Horn Rapids County Park is the only campground run by Benton County, WA, and is perhaps the closest public campground to the Tri-Cities area.
Horn Rapids is located right along the Yakima River, and right along Highway 225, right where it intersects with Highway 240.
(Read our reviews of other Washington State campgrounds and destinations)
It’s not free to camp here. It’ll run you $25.00 a night. However, it does offer 50 AMP electrical and water hookups. There are no sewer hookups, however, but it does have an RV dump station up front, with potable water.
You cannot reserve sites in advance. It’s a first-come-first-serve campground with a payment kiosk up front.
Sash and I camped here for two nights, August 19-21, 2019. We stayed here primarily to sanitize our holding tanks, and thus needed the RV dump station.
Pros and Cons of Camping at Horn Rapids County Park
Pros: You’re close to the Tri-Cities, WA area, and is probably the closest public campground there is. There are several other RV parks that are closer, but they are very expensive, running from $50.00 a night on up.
Pros: It’s very empty.
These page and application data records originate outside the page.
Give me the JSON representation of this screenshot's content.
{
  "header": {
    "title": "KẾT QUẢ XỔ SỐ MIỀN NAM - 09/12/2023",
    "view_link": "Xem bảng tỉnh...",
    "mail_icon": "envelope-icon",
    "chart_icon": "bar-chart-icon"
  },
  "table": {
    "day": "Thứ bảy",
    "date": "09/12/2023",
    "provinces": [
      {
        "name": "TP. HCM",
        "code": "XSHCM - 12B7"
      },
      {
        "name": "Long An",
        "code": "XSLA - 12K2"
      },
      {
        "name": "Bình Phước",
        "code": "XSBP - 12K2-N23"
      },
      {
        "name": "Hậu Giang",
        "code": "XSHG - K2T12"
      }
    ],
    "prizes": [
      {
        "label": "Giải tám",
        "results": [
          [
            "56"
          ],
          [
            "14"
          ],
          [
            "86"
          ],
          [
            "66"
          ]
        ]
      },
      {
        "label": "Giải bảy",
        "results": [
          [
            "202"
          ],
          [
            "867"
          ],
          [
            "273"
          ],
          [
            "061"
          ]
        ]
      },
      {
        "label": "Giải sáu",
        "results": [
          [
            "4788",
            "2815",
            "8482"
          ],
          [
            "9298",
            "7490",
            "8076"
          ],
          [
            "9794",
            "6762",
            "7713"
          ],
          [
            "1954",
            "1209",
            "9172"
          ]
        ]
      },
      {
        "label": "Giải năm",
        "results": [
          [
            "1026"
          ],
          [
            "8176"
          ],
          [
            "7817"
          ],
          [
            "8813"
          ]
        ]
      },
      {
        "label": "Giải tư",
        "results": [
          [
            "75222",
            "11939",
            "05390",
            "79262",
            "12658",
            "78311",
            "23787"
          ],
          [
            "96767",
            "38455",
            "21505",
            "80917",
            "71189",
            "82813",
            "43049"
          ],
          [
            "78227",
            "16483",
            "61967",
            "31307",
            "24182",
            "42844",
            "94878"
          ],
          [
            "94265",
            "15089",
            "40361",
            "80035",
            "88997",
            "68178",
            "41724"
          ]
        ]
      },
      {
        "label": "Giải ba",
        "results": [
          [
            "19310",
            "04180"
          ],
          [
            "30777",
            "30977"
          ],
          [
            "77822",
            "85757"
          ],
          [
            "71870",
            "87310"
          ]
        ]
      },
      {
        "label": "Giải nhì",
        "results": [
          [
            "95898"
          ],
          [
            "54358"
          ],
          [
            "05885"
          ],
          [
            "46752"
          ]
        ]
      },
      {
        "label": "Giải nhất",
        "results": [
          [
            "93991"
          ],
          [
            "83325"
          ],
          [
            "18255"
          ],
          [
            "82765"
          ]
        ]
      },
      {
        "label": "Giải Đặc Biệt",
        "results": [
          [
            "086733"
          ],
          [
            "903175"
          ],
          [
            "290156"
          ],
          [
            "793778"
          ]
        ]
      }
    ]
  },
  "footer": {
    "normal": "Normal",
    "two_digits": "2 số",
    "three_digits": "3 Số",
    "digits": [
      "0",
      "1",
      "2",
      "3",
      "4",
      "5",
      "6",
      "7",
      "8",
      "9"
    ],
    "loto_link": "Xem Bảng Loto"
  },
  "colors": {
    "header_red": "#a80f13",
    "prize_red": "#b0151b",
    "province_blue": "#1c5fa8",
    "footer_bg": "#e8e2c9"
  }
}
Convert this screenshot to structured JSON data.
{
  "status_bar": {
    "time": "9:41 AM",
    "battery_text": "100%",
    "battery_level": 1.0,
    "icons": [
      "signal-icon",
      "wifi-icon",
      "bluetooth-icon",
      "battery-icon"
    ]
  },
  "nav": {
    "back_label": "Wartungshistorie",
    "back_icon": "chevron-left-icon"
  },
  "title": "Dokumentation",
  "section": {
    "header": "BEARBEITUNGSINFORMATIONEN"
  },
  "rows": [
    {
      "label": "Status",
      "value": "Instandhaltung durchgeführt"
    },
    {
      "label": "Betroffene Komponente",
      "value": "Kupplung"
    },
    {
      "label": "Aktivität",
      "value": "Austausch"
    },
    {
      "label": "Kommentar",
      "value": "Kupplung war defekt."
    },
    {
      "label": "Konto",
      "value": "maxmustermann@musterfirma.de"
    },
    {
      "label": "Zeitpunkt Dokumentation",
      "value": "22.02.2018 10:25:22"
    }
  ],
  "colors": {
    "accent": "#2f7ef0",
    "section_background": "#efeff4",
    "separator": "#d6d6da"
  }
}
Hardly anyone stays here. Thus, you get a pretty good pick of what space you want.
Pros: Some shady sites. Several spaces aligned to the southern border of the park, where there are tall trees, give shade from the afternoon sun.
Pros: Decent walking trails. These are all paved trails, but give you a pleasant walk through the area. Some of the native trees along the walk have small signs telling you what variety they are.
Cons: The campground doesn’t feel like a campground. It feels more like a golf-course due to so much lawn.
Cons: The water sprinklers come on every day during the summer because the temperatures can get up to 100 degrees F. As a result, the water sprays across your RV and tow vehicle, and even sprays into your camp.
Cons: Lots of bugs here. They’re mostly gnats and houseflies. But we also encountered very tiny ants crawling through our trailer. It seems these ants have learned to invade motorhomes and trailers. You had better bring something to keep them away.
Cons: Verizon 4G data does not come in here. You may still get voice and texting, but you will not get online here. Even our WeBoost wouldn’t do any better.
Cons: The driveway through the campground is very narrow. It could make backing a trailer into a site very difficult if there happens to be several RVs already camped nearby.
Cons: The campsites are just barely long enough to fit our 28 foot (33 feet if you count the tongue) plus our pickup truck. They’re definitely long enough for motorhomes, but trucks with trailers longer than ours will struggle to back in, and fit into a space.
Cons: Some of the electrical pedestals don’t work. At first we pulled into site #15, and found that the 50 amp was faulty (only one of the two poles worked). We moved to #14. I read other reviews saying they had electrical problems at other sites. In fact, the campground itself posts a sign up front that they do not give out refunds if your campsites is not functional.
Is it Worth Camping Here?
At $25.00 a night, it’s on the steeper end of publicly-owned campgrounds. When you add the fact that you cannot get Verizon 4G data, and that there’s an ant-invasion problem, and that some of the sites have electrical problems, it seems the County of Benton is putting much resources into taking care of this campground. The fact that the water sprinklers get your RV and campsite wet everyday is a deal breaker.
Sash and I won’t be camping here again for the reasons mentioned above.
If you do plan to camp here, make sure your payment is in the kiosk before 8:00am of the next morning, because the park ranger will definitely knock on your door.